Records contained in a dataset:
----
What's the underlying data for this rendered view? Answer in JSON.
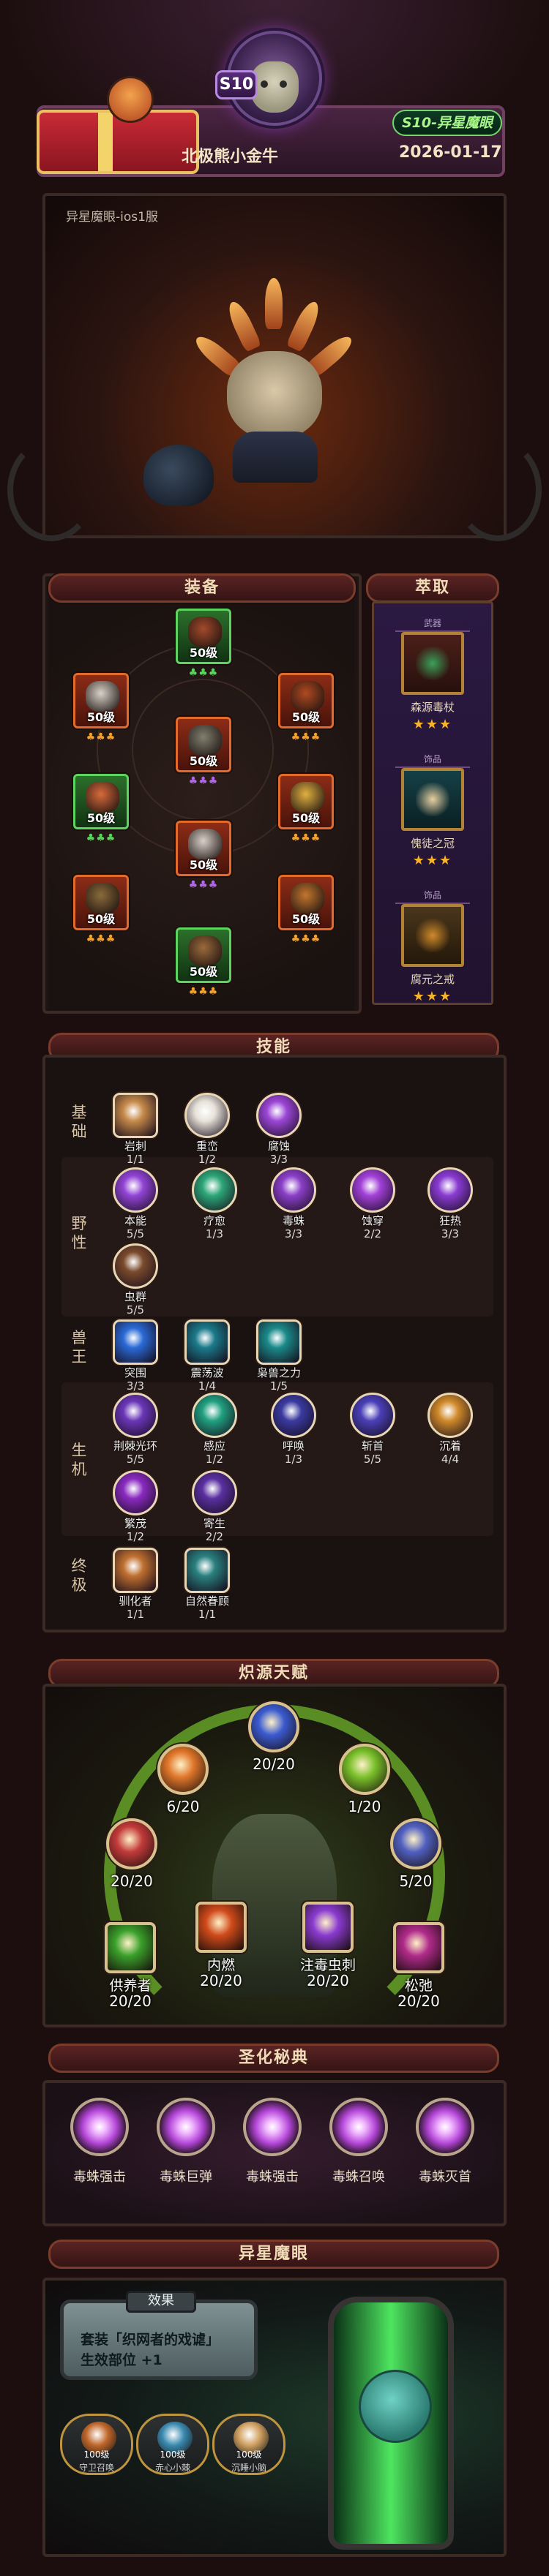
{
  "header": {
    "season_badge": "S10",
    "player_name": "北极熊小金牛",
    "date": "2026-01-17",
    "season_pill": "S10-异星魔眼"
  },
  "character": {
    "server": "异星魔眼-ios1服"
  },
  "sections": {
    "equipment": "装备",
    "extract": "萃取",
    "skills": "技能",
    "talent": "炽源天赋",
    "sanctified": "圣化秘典",
    "alien_eye": "异星魔眼"
  },
  "equipment": [
    {
      "level": "50级",
      "stars": "♣♣♣",
      "star_color": "#58d65a",
      "rarity": "green",
      "icon_color": "#a34a2a"
    },
    {
      "level": "50级",
      "stars": "♣♣♣",
      "star_color": "#f5a12a",
      "rarity": "red",
      "icon_color": "#d8d2c8"
    },
    {
      "level": "50级",
      "stars": "♣♣♣",
      "star_color": "#f5a12a",
      "rarity": "red",
      "icon_color": "#b04a20"
    },
    {
      "level": "50级",
      "stars": "♣♣♣",
      "star_color": "#b068e8",
      "rarity": "red",
      "icon_color": "#7f7f6f"
    },
    {
      "level": "50级",
      "stars": "♣♣♣",
      "star_color": "#58d65a",
      "rarity": "green",
      "icon_color": "#d86a3a"
    },
    {
      "level": "50级",
      "stars": "♣♣♣",
      "star_color": "#f5a12a",
      "rarity": "red",
      "icon_color": "#e0b040"
    },
    {
      "level": "50级",
      "stars": "♣♣♣",
      "star_color": "#b068e8",
      "rarity": "red",
      "icon_color": "#d8d0c8"
    },
    {
      "level": "50级",
      "stars": "♣♣♣",
      "star_color": "#f5a12a",
      "rarity": "red",
      "icon_color": "#8a6b3a"
    },
    {
      "level": "50级",
      "stars": "♣♣♣",
      "star_color": "#f5a12a",
      "rarity": "red",
      "icon_color": "#c2762e"
    },
    {
      "level": "50级",
      "stars": "♣♣♣",
      "star_color": "#f5a12a",
      "rarity": "green",
      "icon_color": "#9a6a3a"
    }
  ],
  "extract": [
    {
      "tag": "武器",
      "name": "森源毒杖",
      "stars": "★★★"
    },
    {
      "tag": "饰品",
      "name": "傀徒之冠",
      "stars": "★★★"
    },
    {
      "tag": "饰品",
      "name": "腐元之戒",
      "stars": "★★★"
    }
  ],
  "skills": {
    "categories": {
      "basic": "基础",
      "wild": "野性",
      "beast": "兽王",
      "vitality": "生机",
      "ultimate": "终极"
    },
    "basic": [
      {
        "name": "岩刺",
        "level": "1/1",
        "color": "#c78a4a"
      },
      {
        "name": "重峦",
        "level": "1/2",
        "color": "#e7e2da"
      },
      {
        "name": "腐蚀",
        "level": "3/3",
        "color": "#9b46d6"
      }
    ],
    "wild": [
      {
        "name": "本能",
        "level": "5/5",
        "color": "#9244d6"
      },
      {
        "name": "疗愈",
        "level": "1/3",
        "color": "#2ca678"
      },
      {
        "name": "毒蛛",
        "level": "3/3",
        "color": "#8b3fc8"
      },
      {
        "name": "蚀穿",
        "level": "2/2",
        "color": "#a240d8"
      },
      {
        "name": "狂热",
        "level": "3/3",
        "color": "#8a3bd2"
      },
      {
        "name": "虫群",
        "level": "5/5",
        "color": "#7a4a2c"
      }
    ],
    "beast": [
      {
        "name": "突围",
        "level": "3/3",
        "color": "#2a6ad6"
      },
      {
        "name": "震荡波",
        "level": "1/4",
        "color": "#1a7a8a"
      },
      {
        "name": "枭兽之力",
        "level": "1/5",
        "color": "#1a8a8a"
      }
    ],
    "vitality": [
      {
        "name": "荆棘光环",
        "level": "5/5",
        "color": "#6a36b8"
      },
      {
        "name": "感应",
        "level": "1/2",
        "color": "#20a080"
      },
      {
        "name": "呼唤",
        "level": "1/3",
        "color": "#3a3aa0"
      },
      {
        "name": "斩首",
        "level": "5/5",
        "color": "#4a40b8"
      },
      {
        "name": "沉着",
        "level": "4/4",
        "color": "#d08a2a"
      },
      {
        "name": "繁茂",
        "level": "1/2",
        "color": "#8a2ac0"
      },
      {
        "name": "寄生",
        "level": "2/2",
        "color": "#5a30a0"
      }
    ],
    "ultimate": [
      {
        "name": "驯化者",
        "level": "1/1",
        "color": "#c07030"
      },
      {
        "name": "自然眷顾",
        "level": "1/1",
        "color": "#2a8080"
      }
    ]
  },
  "talent": [
    {
      "level": "6/20",
      "color": "#e0762a"
    },
    {
      "level": "20/20",
      "color": "#3a5ad0"
    },
    {
      "level": "1/20",
      "color": "#7ac02a"
    },
    {
      "level": "20/20",
      "color": "#c23a3a"
    },
    {
      "level": "5/20",
      "color": "#5060c0"
    },
    {
      "name": "供养者",
      "level": "20/20",
      "color": "#3aa02a"
    },
    {
      "name": "内燃",
      "level": "20/20",
      "color": "#d04a1a"
    },
    {
      "name": "注毒虫刺",
      "level": "20/20",
      "color": "#8a3ad0"
    },
    {
      "name": "松弛",
      "level": "20/20",
      "color": "#b02a8a"
    }
  ],
  "sanctified": [
    {
      "name": "毒蛛强击"
    },
    {
      "name": "毒蛛巨弹"
    },
    {
      "name": "毒蛛强击"
    },
    {
      "name": "毒蛛召唤"
    },
    {
      "name": "毒蛛灭首"
    }
  ],
  "alien_eye": {
    "effect_title": "效果",
    "effect_line1": "套装「织网者的戏谑」",
    "effect_line2": "生效部位 +1",
    "resources": [
      {
        "count": "100级",
        "name": "守卫召唤",
        "color": "#c0662a"
      },
      {
        "count": "100级",
        "name": "赤心小棘",
        "color": "#3a8ab0"
      },
      {
        "count": "100级",
        "name": "沉睡小脑",
        "color": "#d0a060"
      }
    ]
  },
  "colors": {
    "accent_green": "#72d86a",
    "panel_border": "#3c2b25",
    "banner": "#5a2323",
    "extract_bg": "#2b1942"
  }
}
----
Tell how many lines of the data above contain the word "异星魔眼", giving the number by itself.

Finished task – 3